The lawsuit seeks damages suffered from alleged sexual abuse of the girl by Chartlet in 2008. It also claims that Bayhi failed in his duty as a mandatory reporter under the Louisiana Children’s Code, noting that the abuse continued after the minor said she first told Bayhi about it during the Sacrament of Confession.
The Louisiana First Circuit Court of Appeals dismissed the original lawsuit on the grounds that because the communication during confession was confidential, Bayhi was not a mandatory reporter.
However, the state Supreme Court reversed the decision in May, stating that the privilege of confidentiality can only be claimed “on behalf of the person" (penitent). Since the female minor had waived her privilege, Fr. Bayhi could not claim confidentiality to protect himself from testifying, the court ruled.
But the diocese says that Bayhi acted appropriately in refusing to testify, stating that “sacred communications” such as confession are confidential and exempt from mandatory reporting laws. "Church law does not allow either the plaintiff (penitent) or anyone else to waive the seal of confession," it said.
“As a result of this ruling, Fr. Bayhi may now have to choose between violating his sacred duty as a priest and being excommunicated from the Church, or refusing to testify and risk going to prison,” Donohue said.
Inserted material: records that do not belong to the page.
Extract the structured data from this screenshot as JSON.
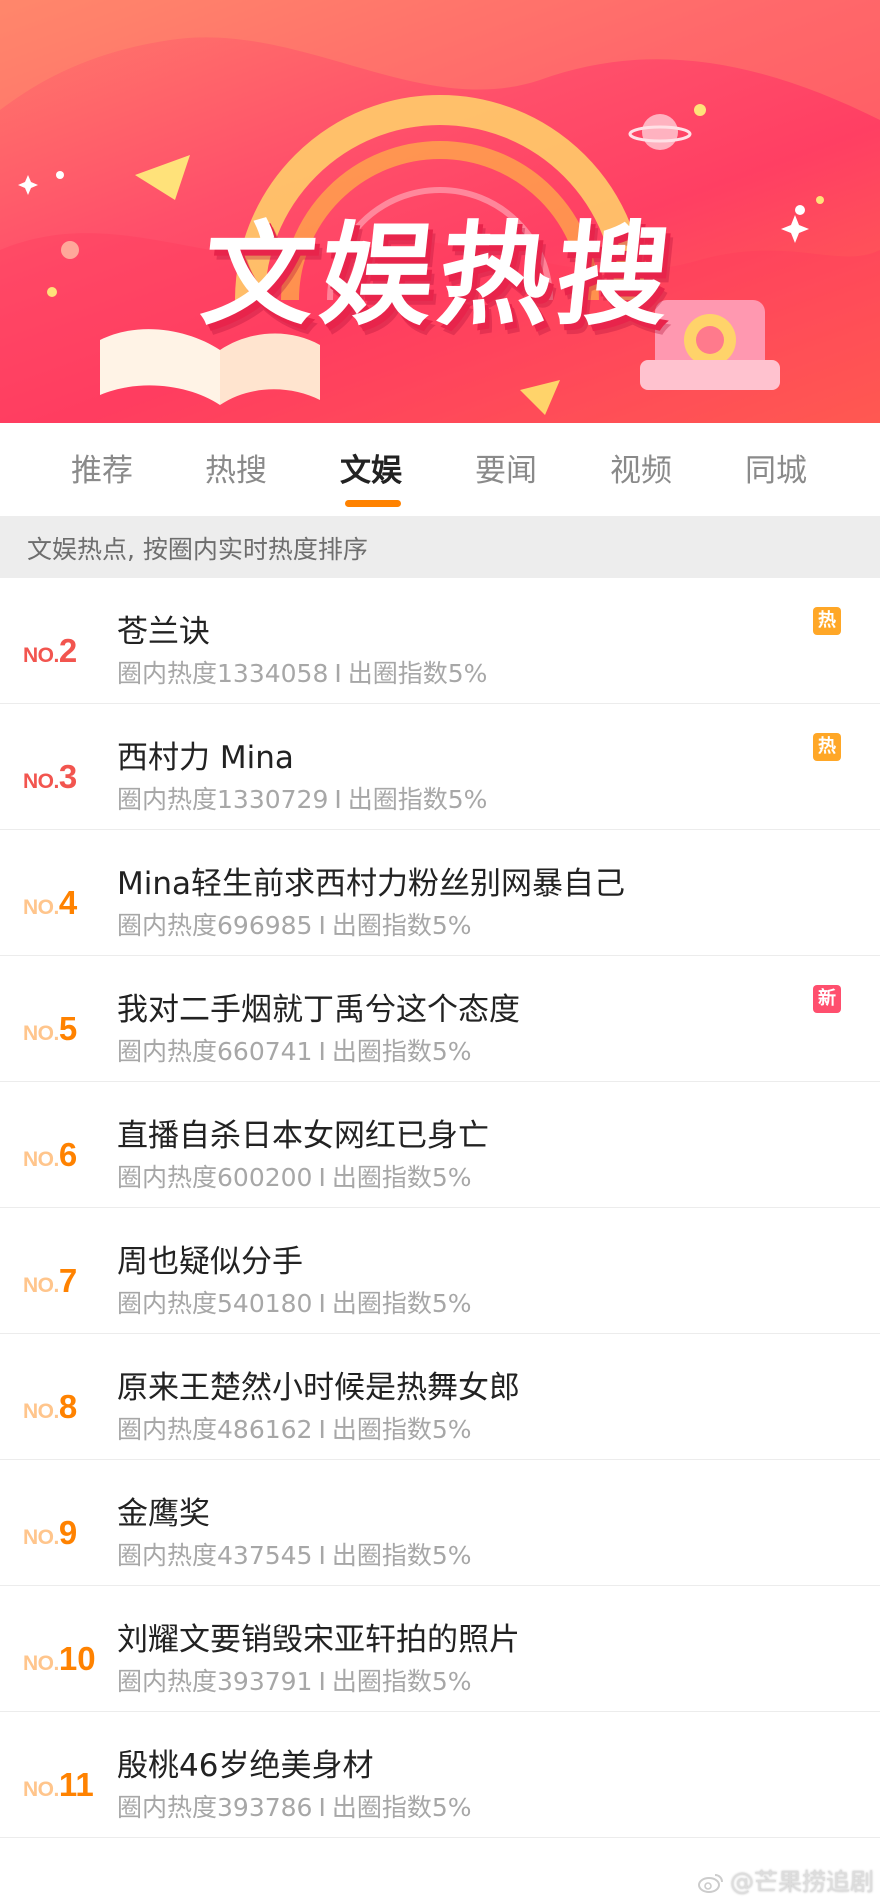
{
  "banner": {
    "title": "文娱热搜"
  },
  "tabs": [
    {
      "label": "推荐"
    },
    {
      "label": "热搜"
    },
    {
      "label": "文娱"
    },
    {
      "label": "要闻"
    },
    {
      "label": "视频"
    },
    {
      "label": "同城"
    }
  ],
  "active_tab": "文娱",
  "subtitle": "文娱热点, 按圈内实时热度排序",
  "rank_prefix": "NO.",
  "meta_labels": {
    "heat": "圈内热度",
    "separator": "I",
    "index": "出圈指数5%"
  },
  "items": [
    {
      "rank": "2",
      "title": "苍兰诀",
      "heat": "1334058",
      "badge": "热"
    },
    {
      "rank": "3",
      "title": "西村力 Mina",
      "heat": "1330729",
      "badge": "热"
    },
    {
      "rank": "4",
      "title": "Mina轻生前求西村力粉丝别网暴自己",
      "heat": "696985",
      "badge": ""
    },
    {
      "rank": "5",
      "title": "我对二手烟就丁禹兮这个态度",
      "heat": "660741",
      "badge": "新"
    },
    {
      "rank": "6",
      "title": "直播自杀日本女网红已身亡",
      "heat": "600200",
      "badge": ""
    },
    {
      "rank": "7",
      "title": "周也疑似分手",
      "heat": "540180",
      "badge": ""
    },
    {
      "rank": "8",
      "title": "原来王楚然小时候是热舞女郎",
      "heat": "486162",
      "badge": ""
    },
    {
      "rank": "9",
      "title": "金鹰奖",
      "heat": "437545",
      "badge": ""
    },
    {
      "rank": "10",
      "title": "刘耀文要销毁宋亚轩拍的照片",
      "heat": "393791",
      "badge": ""
    },
    {
      "rank": "11",
      "title": "殷桃46岁绝美身材",
      "heat": "393786",
      "badge": ""
    }
  ],
  "watermark": "@芒果捞追剧",
  "colors": {
    "accent": "#ff8200",
    "rank_top": "#f2554f",
    "badge_hot": "#ffa727",
    "badge_new": "#ff4f6e"
  }
}
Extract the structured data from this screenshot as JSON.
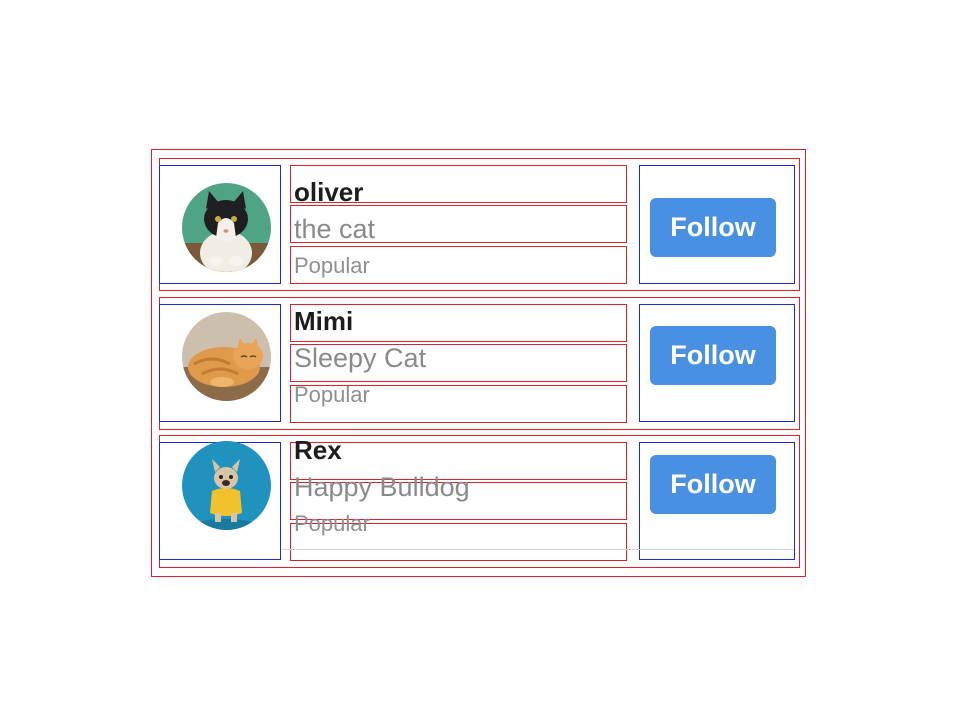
{
  "accent_color": "#4a90e2",
  "users": [
    {
      "name": "oliver",
      "subtitle": "the cat",
      "tag": "Popular",
      "button_label": "Follow",
      "avatar_icon": "tuxedo-cat-photo"
    },
    {
      "name": "Mimi",
      "subtitle": "Sleepy Cat",
      "tag": "Popular",
      "button_label": "Follow",
      "avatar_icon": "orange-tabby-cat-photo"
    },
    {
      "name": "Rex",
      "subtitle": "Happy Bulldog",
      "tag": "Popular",
      "button_label": "Follow",
      "avatar_icon": "french-bulldog-photo"
    }
  ]
}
“By deciding that Fr. Bayhi must choose between his faith and his freedom, the Louisiana Supreme Court has endangered the religious liberty of all Americans.”